(SOURCE MATERIAL)

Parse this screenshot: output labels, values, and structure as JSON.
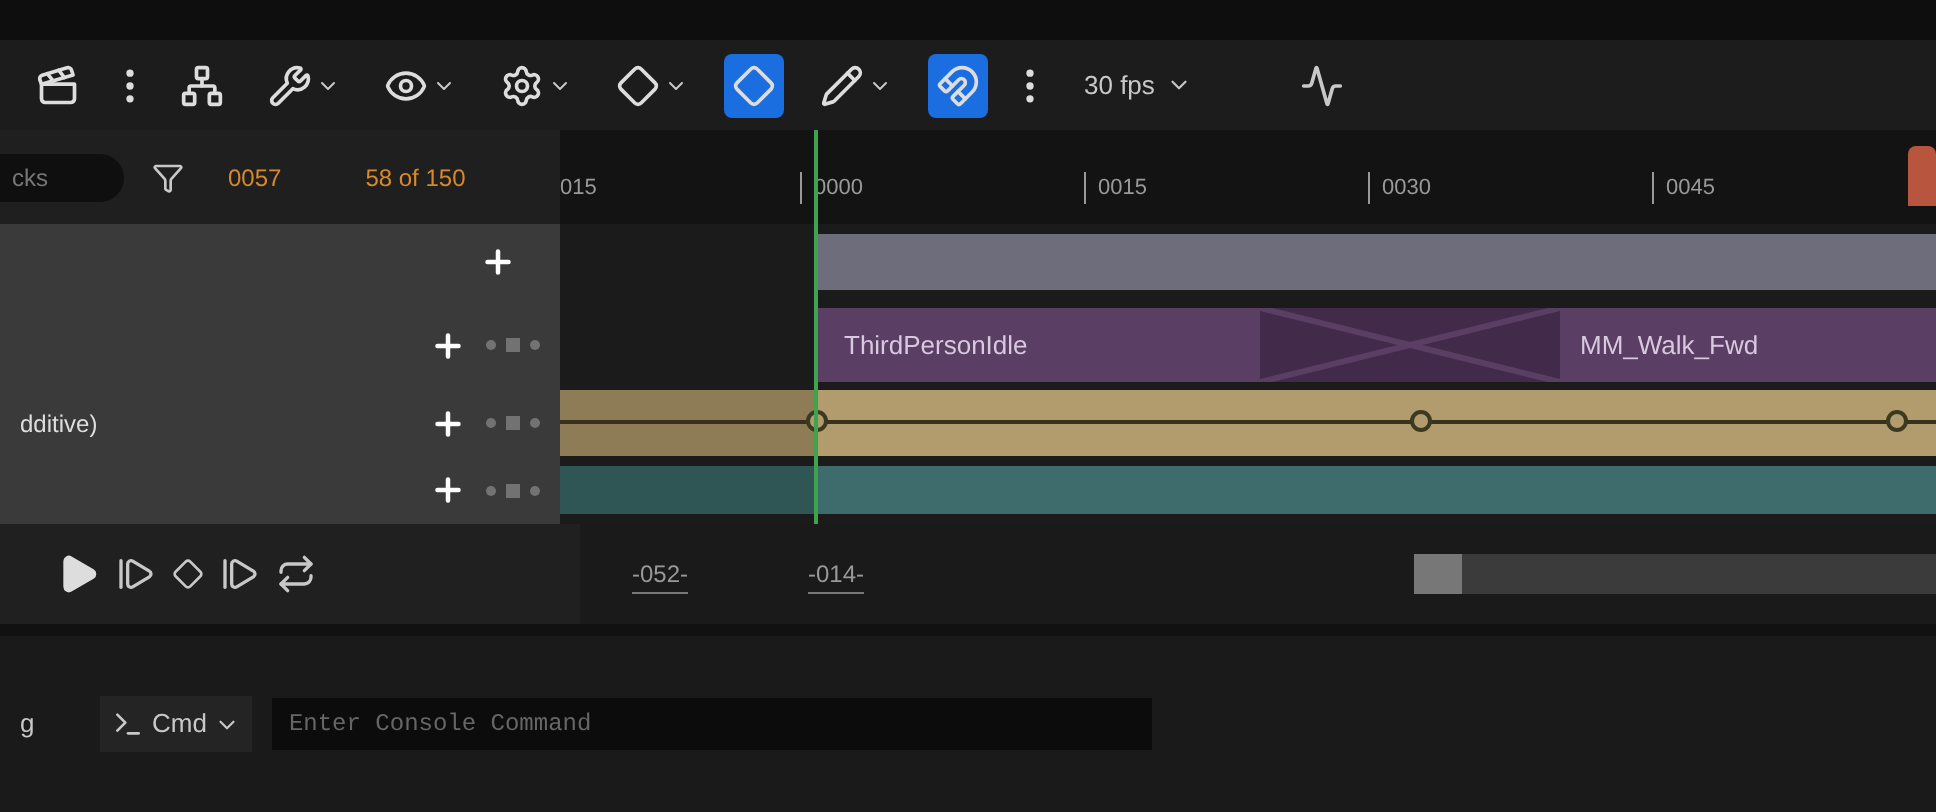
{
  "toolbar": {
    "items": [
      {
        "kind": "clapper",
        "active": false,
        "menu": false
      },
      {
        "kind": "more",
        "active": false,
        "menu": false
      },
      {
        "kind": "tree",
        "active": false,
        "menu": false
      },
      {
        "kind": "wrench",
        "active": false,
        "menu": true
      },
      {
        "kind": "eye",
        "active": false,
        "menu": true
      },
      {
        "kind": "render",
        "active": false,
        "menu": true
      },
      {
        "kind": "diamond",
        "active": false,
        "menu": true
      },
      {
        "kind": "key",
        "active": true,
        "menu": false
      },
      {
        "kind": "pencil",
        "active": false,
        "menu": true
      },
      {
        "kind": "magnet",
        "active": true,
        "menu": false
      },
      {
        "kind": "more",
        "active": false,
        "menu": false
      }
    ],
    "frame_rate": "30 fps"
  },
  "outliner": {
    "search": "cks",
    "current_frame": "0057",
    "count": "58 of 150",
    "rows": [
      {
        "kind": "folder"
      },
      {
        "kind": "track"
      },
      {
        "kind": "track",
        "label": "dditive)"
      },
      {
        "kind": "track"
      }
    ]
  },
  "timeline": {
    "ruler": [
      "015",
      "0000",
      "0015",
      "0030",
      "0045"
    ],
    "tracks": [
      {
        "kind": "bar",
        "color": "#6e6d7b"
      },
      {
        "kind": "clips",
        "clips": [
          {
            "label": "ThirdPersonIdle"
          },
          {
            "label": "MM_Walk_Fwd"
          }
        ]
      },
      {
        "kind": "keys",
        "color": "#b29b6c"
      },
      {
        "kind": "bar",
        "color": "#3e6b6c"
      }
    ]
  },
  "transport": {
    "start": "-052-",
    "end": "-014-"
  },
  "console": {
    "tab": "g",
    "mode": "Cmd",
    "placeholder": "Enter Console Command"
  }
}
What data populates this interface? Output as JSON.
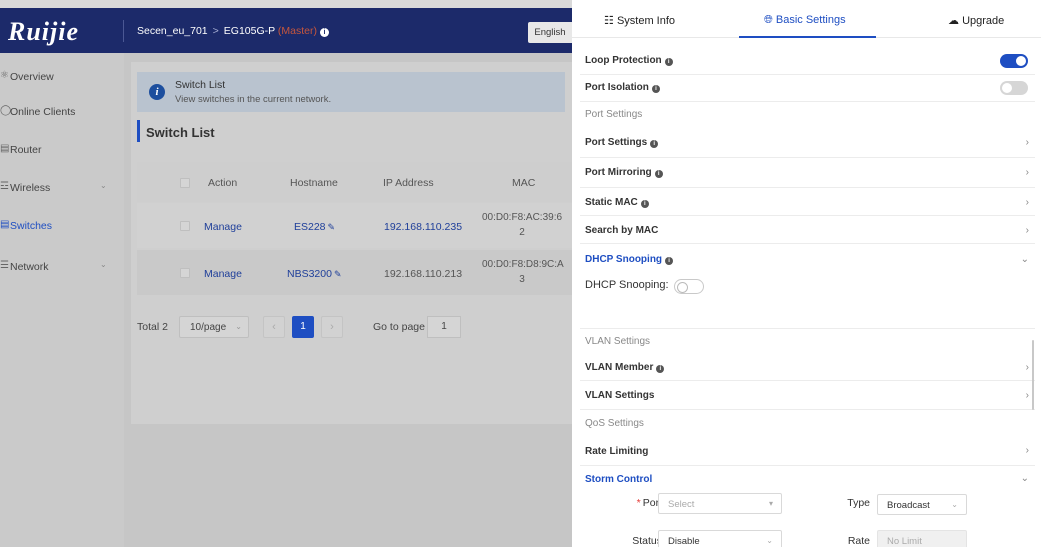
{
  "header": {
    "logo": "Ruijie",
    "site": "Secen_eu_701",
    "device": "EG105G-P",
    "role": "(Master)",
    "language": "English"
  },
  "sidebar": {
    "items": [
      {
        "label": "Overview",
        "icon": "network-icon"
      },
      {
        "label": "Online Clients",
        "icon": "clients-icon"
      },
      {
        "label": "Router",
        "icon": "router-icon"
      },
      {
        "label": "Wireless",
        "icon": "wifi-icon"
      },
      {
        "label": "Switches",
        "icon": "switch-icon"
      },
      {
        "label": "Network",
        "icon": "network-settings-icon"
      }
    ]
  },
  "main": {
    "alert_title": "Switch List",
    "alert_desc": "View switches in the current network.",
    "section_title": "Switch List",
    "columns": [
      "Action",
      "Hostname",
      "IP Address",
      "MAC"
    ],
    "rows": [
      {
        "action": "Manage",
        "hostname": "ES228",
        "ip": "192.168.110.235",
        "mac1": "00:D0:F8:AC:39:6",
        "mac2": "2"
      },
      {
        "action": "Manage",
        "hostname": "NBS3200",
        "ip": "192.168.110.213",
        "mac1": "00:D0:F8:D8:9C:A",
        "mac2": "3"
      }
    ],
    "pager": {
      "total": "Total 2",
      "page_size": "10/page",
      "current": "1",
      "goto_label": "Go to page",
      "goto_value": "1"
    }
  },
  "drawer": {
    "tabs": [
      "System Info",
      "Basic Settings",
      "Upgrade"
    ],
    "active_tab": "Basic Settings",
    "loop_protection": "Loop Protection",
    "port_isolation": "Port Isolation",
    "port_settings_group": "Port Settings",
    "port_settings": "Port Settings",
    "port_mirroring": "Port Mirroring",
    "static_mac": "Static MAC",
    "search_by_mac": "Search by MAC",
    "dhcp_snooping": "DHCP Snooping",
    "dhcp_snooping_field": "DHCP Snooping:",
    "vlan_settings_group": "VLAN Settings",
    "vlan_member": "VLAN Member",
    "vlan_settings": "VLAN Settings",
    "qos_group": "QoS Settings",
    "rate_limiting": "Rate Limiting",
    "storm_control": "Storm Control",
    "form": {
      "port_label": "Port",
      "port_placeholder": "Select",
      "type_label": "Type",
      "type_value": "Broadcast",
      "status_label": "Status",
      "status_value": "Disable",
      "rate_label": "Rate",
      "rate_placeholder": "No Limit"
    },
    "toggles": {
      "loop_protection": true,
      "port_isolation": false,
      "dhcp_snooping": false
    }
  },
  "colors": {
    "accent": "#1e4ec2",
    "header": "#1c2a6a",
    "required": "#e53935"
  }
}
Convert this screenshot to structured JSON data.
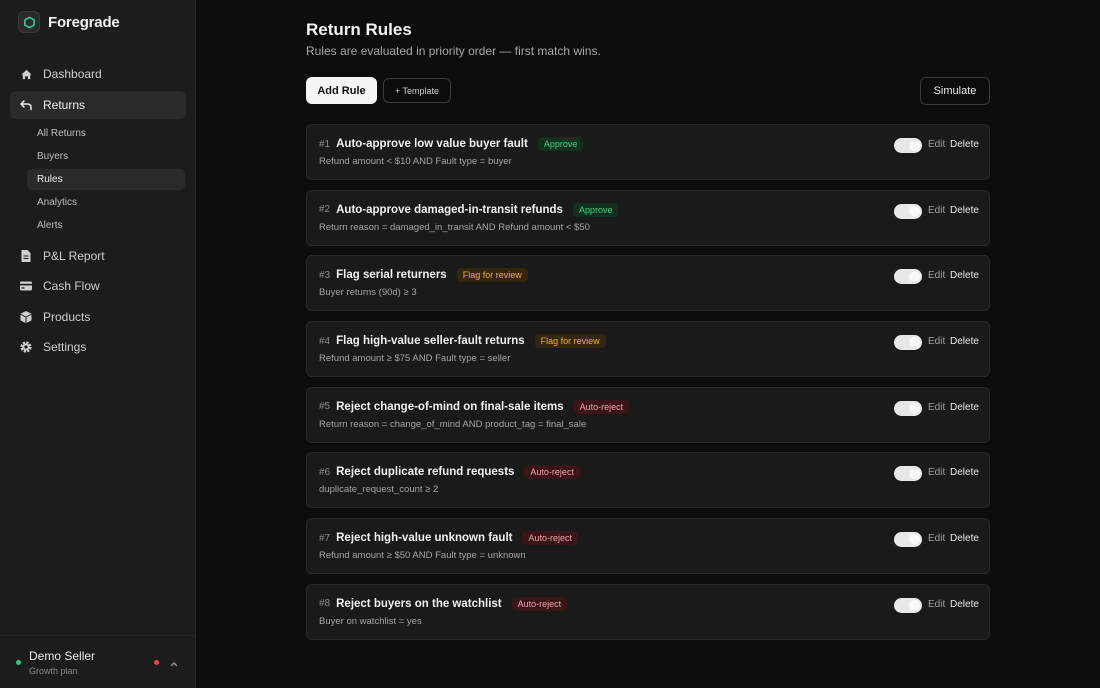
{
  "app": {
    "name": "Foregrade"
  },
  "sidebar": {
    "items": [
      {
        "label": "Dashboard",
        "icon": "home-icon"
      },
      {
        "label": "Returns",
        "icon": "return-arrow-icon",
        "active": true
      },
      {
        "label": "P&L Report",
        "icon": "document-icon"
      },
      {
        "label": "Cash Flow",
        "icon": "credit-card-icon"
      },
      {
        "label": "Products",
        "icon": "box-icon"
      },
      {
        "label": "Settings",
        "icon": "gear-icon"
      }
    ],
    "returns_sub": [
      {
        "label": "All Returns"
      },
      {
        "label": "Buyers"
      },
      {
        "label": "Rules",
        "active": true
      },
      {
        "label": "Analytics"
      },
      {
        "label": "Alerts"
      }
    ]
  },
  "user": {
    "name": "Demo Seller",
    "plan": "Growth plan"
  },
  "page": {
    "title": "Return Rules",
    "subtitle": "Rules are evaluated in priority order — first match wins."
  },
  "toolbar": {
    "add_label": "Add Rule",
    "template_label": "+ Template",
    "simulate_label": "Simulate"
  },
  "row_actions": {
    "edit": "Edit",
    "delete": "Delete"
  },
  "rules": [
    {
      "num": "#1",
      "name": "Auto-approve low value buyer fault",
      "badge": "Approve",
      "badge_type": "approve",
      "condition": "Refund amount < $10 AND Fault type = buyer",
      "enabled": true
    },
    {
      "num": "#2",
      "name": "Auto-approve damaged-in-transit refunds",
      "badge": "Approve",
      "badge_type": "approve",
      "condition": "Return reason = damaged_in_transit AND Refund amount < $50",
      "enabled": true
    },
    {
      "num": "#3",
      "name": "Flag serial returners",
      "badge": "Flag for review",
      "badge_type": "review",
      "condition": "Buyer returns (90d) ≥ 3",
      "enabled": true
    },
    {
      "num": "#4",
      "name": "Flag high-value seller-fault returns",
      "badge": "Flag for review",
      "badge_type": "review",
      "condition": "Refund amount ≥ $75 AND Fault type = seller",
      "enabled": true
    },
    {
      "num": "#5",
      "name": "Reject change-of-mind on final-sale items",
      "badge": "Auto-reject",
      "badge_type": "reject",
      "condition": "Return reason = change_of_mind AND product_tag = final_sale",
      "enabled": true
    },
    {
      "num": "#6",
      "name": "Reject duplicate refund requests",
      "badge": "Auto-reject",
      "badge_type": "reject",
      "condition": "duplicate_request_count ≥ 2",
      "enabled": true
    },
    {
      "num": "#7",
      "name": "Reject high-value unknown fault",
      "badge": "Auto-reject",
      "badge_type": "reject",
      "condition": "Refund amount ≥ $50 AND Fault type = unknown",
      "enabled": true
    },
    {
      "num": "#8",
      "name": "Reject buyers on the watchlist",
      "badge": "Auto-reject",
      "badge_type": "reject",
      "condition": "Buyer on watchlist = yes",
      "enabled": true
    }
  ],
  "colors": {
    "approve": "#3ecf7c",
    "review": "#f2b233",
    "reject": "#f0a0a6",
    "online": "#2ecc71",
    "alert": "#ef4444"
  }
}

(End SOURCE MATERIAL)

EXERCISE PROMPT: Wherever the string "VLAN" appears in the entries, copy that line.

TASK ANSWER:
    "vlan_settings_group": "VLAN Settings",
    "vlan_member": "VLAN Member",
    "vlan_settings": "VLAN Settings",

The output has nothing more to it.